apprenticeship_insidepic2.jpgThis year, Maceo will complete his apprenticeship program and will graduate from CPCC. He is the first in his immediate family to graduate from college. He plans to continue with Bosch-Rexroth Corp. Maceo credits his career-focused studies at Olympic for leading him to his passion for building precision manufacturing equipment.

"When I attended Olympic I participated in Building Habitat houses. I took classes in drafting, carpentry, wood shop and principles of engineering," said Maceo. "I was offered opportunities that fit my needs and I took advantage of it."

Maceo said that precision is critical in the work he does.

"My attention to detail is the skill I've developed the most over time," he said. "When you are programming a machine, if you forget a decimal point it can cause a huge error."

Maceo is the oldest of five children and he talks to his siblings about his career. He'd like them to follow in his footsteps.
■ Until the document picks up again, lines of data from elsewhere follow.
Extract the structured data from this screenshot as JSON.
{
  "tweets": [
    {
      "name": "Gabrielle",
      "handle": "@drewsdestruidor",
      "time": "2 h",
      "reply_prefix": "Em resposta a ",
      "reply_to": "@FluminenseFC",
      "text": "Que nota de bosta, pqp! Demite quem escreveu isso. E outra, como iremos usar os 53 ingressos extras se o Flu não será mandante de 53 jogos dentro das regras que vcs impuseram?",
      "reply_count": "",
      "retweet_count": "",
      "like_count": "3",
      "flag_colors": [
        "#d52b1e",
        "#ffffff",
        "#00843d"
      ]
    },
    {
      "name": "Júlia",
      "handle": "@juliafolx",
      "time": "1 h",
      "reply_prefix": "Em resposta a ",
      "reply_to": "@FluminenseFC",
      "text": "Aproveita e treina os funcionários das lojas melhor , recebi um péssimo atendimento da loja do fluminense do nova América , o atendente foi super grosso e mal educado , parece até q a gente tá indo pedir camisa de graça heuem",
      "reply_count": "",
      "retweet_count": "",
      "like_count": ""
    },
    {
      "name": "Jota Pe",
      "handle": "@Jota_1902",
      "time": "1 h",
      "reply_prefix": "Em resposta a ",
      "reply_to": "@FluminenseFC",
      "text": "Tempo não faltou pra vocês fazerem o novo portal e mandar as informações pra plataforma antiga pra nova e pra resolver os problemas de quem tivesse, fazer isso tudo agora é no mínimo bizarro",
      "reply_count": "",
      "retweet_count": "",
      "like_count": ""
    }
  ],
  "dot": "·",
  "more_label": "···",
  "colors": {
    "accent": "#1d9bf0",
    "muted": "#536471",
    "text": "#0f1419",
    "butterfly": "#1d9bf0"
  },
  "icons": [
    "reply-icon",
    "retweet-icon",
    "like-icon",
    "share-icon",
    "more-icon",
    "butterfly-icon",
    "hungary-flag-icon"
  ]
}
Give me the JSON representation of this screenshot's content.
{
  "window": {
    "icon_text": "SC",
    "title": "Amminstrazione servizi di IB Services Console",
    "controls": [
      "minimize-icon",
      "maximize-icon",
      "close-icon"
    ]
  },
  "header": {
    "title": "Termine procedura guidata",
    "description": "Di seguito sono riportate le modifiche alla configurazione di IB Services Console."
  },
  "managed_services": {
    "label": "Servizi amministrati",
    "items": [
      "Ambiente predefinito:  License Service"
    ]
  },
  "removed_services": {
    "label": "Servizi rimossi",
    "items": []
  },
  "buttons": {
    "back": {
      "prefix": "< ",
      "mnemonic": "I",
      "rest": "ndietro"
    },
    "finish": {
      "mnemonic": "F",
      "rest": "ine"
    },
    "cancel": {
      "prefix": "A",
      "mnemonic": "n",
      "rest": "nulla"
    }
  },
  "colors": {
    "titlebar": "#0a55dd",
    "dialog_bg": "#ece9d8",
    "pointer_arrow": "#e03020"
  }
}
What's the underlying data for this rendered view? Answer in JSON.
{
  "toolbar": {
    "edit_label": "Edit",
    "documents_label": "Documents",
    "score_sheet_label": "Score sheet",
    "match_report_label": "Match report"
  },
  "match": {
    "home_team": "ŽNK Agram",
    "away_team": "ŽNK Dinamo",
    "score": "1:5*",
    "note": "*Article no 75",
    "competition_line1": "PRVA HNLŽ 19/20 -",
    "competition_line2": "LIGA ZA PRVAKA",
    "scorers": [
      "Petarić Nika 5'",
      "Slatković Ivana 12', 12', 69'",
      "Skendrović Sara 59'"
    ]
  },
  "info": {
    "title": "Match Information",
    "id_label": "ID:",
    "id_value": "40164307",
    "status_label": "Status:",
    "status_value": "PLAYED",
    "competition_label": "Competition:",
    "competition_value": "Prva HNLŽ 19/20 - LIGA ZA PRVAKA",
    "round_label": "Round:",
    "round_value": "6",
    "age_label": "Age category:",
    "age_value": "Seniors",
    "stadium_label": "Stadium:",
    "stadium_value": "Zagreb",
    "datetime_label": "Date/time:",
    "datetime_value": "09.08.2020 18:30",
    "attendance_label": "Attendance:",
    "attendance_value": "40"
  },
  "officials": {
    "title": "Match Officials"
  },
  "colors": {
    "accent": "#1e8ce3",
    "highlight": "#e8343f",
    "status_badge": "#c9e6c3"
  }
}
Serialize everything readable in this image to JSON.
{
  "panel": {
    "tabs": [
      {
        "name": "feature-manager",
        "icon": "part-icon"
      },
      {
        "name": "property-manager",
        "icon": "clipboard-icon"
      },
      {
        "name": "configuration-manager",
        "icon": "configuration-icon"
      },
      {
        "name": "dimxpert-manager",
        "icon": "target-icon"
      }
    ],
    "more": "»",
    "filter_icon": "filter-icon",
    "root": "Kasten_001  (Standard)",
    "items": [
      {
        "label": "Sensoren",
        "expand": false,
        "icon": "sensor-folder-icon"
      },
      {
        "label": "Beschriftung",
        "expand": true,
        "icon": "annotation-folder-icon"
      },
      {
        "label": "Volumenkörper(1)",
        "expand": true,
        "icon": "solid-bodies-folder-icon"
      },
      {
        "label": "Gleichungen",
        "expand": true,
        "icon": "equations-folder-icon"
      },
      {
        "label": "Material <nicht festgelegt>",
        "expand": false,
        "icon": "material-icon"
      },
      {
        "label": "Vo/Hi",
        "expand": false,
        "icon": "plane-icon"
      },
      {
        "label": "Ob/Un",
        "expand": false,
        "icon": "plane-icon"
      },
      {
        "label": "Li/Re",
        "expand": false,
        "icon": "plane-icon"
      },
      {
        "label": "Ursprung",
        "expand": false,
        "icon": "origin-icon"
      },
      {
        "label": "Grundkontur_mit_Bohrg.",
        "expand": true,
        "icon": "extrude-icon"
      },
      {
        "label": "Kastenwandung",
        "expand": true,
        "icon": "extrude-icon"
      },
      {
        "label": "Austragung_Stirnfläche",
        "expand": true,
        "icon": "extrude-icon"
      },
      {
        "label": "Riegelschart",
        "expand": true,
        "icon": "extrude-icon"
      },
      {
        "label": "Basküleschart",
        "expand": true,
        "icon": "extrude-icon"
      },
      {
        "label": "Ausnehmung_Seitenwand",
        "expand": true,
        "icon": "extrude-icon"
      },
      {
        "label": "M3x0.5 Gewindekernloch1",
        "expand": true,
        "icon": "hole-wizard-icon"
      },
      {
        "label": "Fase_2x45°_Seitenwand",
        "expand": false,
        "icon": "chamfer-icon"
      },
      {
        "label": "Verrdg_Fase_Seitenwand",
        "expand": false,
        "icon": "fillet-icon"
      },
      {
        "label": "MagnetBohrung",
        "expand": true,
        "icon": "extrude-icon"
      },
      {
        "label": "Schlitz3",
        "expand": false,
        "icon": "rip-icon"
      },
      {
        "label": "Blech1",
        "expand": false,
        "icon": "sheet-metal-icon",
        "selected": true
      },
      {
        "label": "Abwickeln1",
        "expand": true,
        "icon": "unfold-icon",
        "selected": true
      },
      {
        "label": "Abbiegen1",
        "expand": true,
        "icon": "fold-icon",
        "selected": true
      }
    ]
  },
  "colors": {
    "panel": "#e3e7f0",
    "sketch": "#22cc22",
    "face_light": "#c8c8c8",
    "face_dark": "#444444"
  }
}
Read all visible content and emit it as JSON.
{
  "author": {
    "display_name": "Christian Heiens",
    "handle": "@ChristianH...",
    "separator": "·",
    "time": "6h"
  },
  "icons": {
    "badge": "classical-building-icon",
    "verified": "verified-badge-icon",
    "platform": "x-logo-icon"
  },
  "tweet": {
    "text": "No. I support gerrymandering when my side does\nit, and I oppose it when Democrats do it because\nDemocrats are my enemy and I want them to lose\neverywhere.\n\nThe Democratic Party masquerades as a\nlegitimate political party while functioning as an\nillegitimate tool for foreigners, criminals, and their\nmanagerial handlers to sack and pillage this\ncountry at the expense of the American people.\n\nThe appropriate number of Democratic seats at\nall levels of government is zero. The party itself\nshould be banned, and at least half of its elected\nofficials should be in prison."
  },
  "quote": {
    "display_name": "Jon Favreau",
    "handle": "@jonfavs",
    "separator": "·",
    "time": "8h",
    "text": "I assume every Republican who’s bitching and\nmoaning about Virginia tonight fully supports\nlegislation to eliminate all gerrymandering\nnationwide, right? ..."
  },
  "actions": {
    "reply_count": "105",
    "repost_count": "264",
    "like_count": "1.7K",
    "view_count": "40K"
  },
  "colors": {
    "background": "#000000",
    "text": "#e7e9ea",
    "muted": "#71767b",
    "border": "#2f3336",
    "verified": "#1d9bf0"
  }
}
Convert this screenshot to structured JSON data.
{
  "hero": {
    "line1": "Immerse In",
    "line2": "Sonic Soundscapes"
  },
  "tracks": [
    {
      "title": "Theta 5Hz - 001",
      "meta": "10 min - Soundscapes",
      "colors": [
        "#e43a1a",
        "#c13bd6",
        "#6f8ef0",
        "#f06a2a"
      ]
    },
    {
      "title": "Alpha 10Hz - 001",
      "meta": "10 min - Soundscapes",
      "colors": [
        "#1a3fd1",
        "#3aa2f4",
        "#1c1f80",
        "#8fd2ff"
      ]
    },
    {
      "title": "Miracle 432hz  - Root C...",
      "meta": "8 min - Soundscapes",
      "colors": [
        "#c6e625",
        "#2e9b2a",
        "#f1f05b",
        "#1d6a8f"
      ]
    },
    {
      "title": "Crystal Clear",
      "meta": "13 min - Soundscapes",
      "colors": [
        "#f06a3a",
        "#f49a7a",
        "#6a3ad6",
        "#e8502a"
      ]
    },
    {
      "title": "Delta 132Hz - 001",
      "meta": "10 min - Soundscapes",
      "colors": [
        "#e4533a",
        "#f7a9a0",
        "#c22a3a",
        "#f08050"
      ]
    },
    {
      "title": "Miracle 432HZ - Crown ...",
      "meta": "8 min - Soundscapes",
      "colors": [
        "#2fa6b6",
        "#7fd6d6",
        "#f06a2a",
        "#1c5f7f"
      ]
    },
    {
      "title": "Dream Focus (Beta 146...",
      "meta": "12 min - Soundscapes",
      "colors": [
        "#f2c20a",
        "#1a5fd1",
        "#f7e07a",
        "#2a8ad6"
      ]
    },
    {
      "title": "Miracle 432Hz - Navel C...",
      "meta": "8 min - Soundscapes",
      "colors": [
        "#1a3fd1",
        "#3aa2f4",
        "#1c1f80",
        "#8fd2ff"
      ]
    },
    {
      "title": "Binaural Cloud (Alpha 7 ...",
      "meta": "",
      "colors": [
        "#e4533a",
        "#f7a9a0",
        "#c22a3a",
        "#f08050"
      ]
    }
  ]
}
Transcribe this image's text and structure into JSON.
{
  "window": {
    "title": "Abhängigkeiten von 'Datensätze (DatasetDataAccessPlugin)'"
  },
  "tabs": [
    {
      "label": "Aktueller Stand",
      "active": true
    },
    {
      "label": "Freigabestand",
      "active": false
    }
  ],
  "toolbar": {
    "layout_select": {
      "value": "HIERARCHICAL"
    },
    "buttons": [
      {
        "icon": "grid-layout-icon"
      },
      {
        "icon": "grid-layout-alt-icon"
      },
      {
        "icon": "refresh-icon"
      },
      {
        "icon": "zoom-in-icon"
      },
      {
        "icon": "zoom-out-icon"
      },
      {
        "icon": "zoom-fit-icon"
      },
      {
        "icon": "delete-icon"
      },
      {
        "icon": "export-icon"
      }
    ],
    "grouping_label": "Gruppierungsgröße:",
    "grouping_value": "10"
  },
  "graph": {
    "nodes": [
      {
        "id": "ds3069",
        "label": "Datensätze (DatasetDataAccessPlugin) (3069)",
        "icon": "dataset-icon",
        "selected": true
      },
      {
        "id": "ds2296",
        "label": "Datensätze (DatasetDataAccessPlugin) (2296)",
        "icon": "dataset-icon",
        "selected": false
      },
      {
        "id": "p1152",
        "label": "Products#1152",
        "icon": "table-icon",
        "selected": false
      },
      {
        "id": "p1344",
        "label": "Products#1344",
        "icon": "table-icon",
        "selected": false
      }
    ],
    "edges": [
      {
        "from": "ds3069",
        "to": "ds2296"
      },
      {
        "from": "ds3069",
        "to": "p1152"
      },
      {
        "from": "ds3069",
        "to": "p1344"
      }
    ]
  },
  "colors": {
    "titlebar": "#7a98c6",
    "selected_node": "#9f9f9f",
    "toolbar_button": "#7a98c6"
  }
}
apprenticeship_insidepic3.jpg"They aren't interested in what I do right now," he said. "Even if they take another path, I want them to know they have to bring their A-game to school every day. If I hadn't had good grades and gone to school on time, companies wouldn't have considered me for an apprenticeship. Your freshman year in high school does matter."

Both students said Michael Realon, the school's coordinator for career technical education, was instrumental in their success.​

"Apprenticeships offer high school students a pathway for combining learning in the classroom with the development of valuable workplace skills in high-demand careers," said Realon. "With Charlotte-Mecklenburg ranking 99th out of America's 100 largest city-county areas in terms of local youth realizing upward economic and social mobility, apprenticeships have become an important component of the solution."

The other companies the school partners with are Siemens Energy, Groninger, Pfaff, Blum, Daetwyler, Sarstedt and Ameritech.